Exercise goal
Only a number is wanted here: the number of lines of the data that include "vestibulum".

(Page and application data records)
┄┄┄┄┄┄┄┄┄┄┄┄┄┄┄┄┄┄┄┄
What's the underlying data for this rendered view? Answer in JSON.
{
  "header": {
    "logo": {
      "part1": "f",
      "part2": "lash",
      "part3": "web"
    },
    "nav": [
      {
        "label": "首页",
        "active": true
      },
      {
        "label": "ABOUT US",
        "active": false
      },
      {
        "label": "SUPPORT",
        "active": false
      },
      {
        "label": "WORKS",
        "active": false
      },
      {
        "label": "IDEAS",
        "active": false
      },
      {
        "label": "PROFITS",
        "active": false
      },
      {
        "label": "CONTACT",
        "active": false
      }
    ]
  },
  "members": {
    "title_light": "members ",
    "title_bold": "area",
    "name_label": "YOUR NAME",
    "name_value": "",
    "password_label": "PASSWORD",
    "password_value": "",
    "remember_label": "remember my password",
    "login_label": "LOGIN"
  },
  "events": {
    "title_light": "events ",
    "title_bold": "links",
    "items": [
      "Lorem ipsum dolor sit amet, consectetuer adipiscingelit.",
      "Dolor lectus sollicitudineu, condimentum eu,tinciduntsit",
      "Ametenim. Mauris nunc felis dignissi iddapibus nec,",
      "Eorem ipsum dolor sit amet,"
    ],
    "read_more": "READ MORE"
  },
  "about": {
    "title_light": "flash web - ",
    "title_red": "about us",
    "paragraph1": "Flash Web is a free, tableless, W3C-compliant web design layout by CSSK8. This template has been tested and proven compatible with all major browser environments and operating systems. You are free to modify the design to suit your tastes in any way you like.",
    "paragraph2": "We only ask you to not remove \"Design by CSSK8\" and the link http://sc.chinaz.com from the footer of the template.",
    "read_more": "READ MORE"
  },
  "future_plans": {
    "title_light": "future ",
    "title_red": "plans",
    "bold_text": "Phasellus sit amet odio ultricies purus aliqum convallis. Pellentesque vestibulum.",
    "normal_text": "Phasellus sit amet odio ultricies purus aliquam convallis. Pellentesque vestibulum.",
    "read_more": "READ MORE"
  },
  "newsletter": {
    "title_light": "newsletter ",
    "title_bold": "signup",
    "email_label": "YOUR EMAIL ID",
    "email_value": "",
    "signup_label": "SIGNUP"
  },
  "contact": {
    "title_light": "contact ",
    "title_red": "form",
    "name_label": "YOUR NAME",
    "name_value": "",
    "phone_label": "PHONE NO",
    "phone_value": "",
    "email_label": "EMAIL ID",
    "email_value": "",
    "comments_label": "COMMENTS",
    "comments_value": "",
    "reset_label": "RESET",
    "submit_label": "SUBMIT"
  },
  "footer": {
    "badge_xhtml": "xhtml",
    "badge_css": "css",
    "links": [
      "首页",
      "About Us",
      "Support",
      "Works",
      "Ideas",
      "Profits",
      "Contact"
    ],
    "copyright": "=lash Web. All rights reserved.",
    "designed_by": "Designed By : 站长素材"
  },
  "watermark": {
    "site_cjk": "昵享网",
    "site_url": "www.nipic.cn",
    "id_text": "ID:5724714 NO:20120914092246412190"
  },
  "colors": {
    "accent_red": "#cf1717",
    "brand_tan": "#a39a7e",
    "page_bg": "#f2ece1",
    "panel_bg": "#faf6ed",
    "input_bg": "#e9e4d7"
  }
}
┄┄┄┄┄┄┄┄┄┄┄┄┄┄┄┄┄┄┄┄
Final answer
2